- (NSArray *)executeFetchRequest:(NSFetchRequest *)request error:(NSError **)error

Which is translated into this when calling from Swift:

func executeFetchRequest(request: NSFetchRequest, error: NSErrorPointer) -> [AnyObject]?

While this code allows us to operate on different data types, it isn’t type safe.

Ideally, it would be great to have something like this in Swift:

func executeFetchRequest(request: NSFetchRequest<T>, error: NSErrorPointer) -> [T]?

This isn’t currently possible because NSFetchRequest is Objective-C object and because of that it can’t use generics.

One possible improvement would be something like this:

extension NSManagedObjectContext {
    func executeFetchRequest<T: NSManagedObject>(request: NSFetchRequest, error: NSErrorPointer, type: T.Type) -> [T]? {
        return self.executeFetchRequest(request, error: error) as? [T]
    }
}

This makes some things easier. We don’t have to cast every time when request is executed, but we still have to construct NSFetchRequest with entity name which is of type String. We can use another trick to avoid that:

extension NSManagedObjectContext {
    func executeFetchRequest<T: NSManagedObject>(error: NSErrorPointer, type: T.Type, builder: ((NSFetchRequest) -> ())?) -> [T]? {
        let request = NSFetchRequest(entityName: NSStringFromClass(T.self))
        builder?(request)
        return self.executeFetchRequest(request, error: error) as? [T]
    }
}

We create NSFetchRequest in our wrapper method and pass it to closure so that caller can customize it in his will if he wants. This is how we can use our little wrapper:

let items = persistenceController.context.executeFetchRequest(nil, type: Note.self, builder: nil)
let items = persistenceController.context.executeFetchRequest(nil, type: Note.self, builder: { (request) -> () in
		request.predicate = NSPredicate(format: "...")
})

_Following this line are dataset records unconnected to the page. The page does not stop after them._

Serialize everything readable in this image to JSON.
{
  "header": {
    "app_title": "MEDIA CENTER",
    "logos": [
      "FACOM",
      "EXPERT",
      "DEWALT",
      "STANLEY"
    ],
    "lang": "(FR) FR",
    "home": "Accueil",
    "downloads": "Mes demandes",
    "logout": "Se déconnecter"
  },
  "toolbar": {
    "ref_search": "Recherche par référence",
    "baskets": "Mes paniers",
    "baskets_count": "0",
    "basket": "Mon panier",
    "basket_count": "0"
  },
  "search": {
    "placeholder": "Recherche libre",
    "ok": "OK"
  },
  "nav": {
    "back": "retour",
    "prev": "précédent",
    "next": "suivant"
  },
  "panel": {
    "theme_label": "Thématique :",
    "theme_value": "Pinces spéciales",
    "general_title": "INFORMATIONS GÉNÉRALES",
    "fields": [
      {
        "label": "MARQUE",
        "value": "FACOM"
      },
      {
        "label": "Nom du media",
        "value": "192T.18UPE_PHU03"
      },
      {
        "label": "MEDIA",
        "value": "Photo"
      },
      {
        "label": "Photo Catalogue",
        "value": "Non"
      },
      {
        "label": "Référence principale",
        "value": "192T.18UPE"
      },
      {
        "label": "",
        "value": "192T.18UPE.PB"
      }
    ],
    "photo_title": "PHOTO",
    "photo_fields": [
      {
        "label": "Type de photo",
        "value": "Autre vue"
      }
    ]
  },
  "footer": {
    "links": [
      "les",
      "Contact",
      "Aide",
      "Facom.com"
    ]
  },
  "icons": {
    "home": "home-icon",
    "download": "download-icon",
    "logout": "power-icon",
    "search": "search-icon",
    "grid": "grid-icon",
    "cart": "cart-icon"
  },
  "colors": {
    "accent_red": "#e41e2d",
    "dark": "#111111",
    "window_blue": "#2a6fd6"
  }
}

It is little improvement but it makes code much nicer. This is of course not limited to only this use case. You can do similar thing to other APIs as well.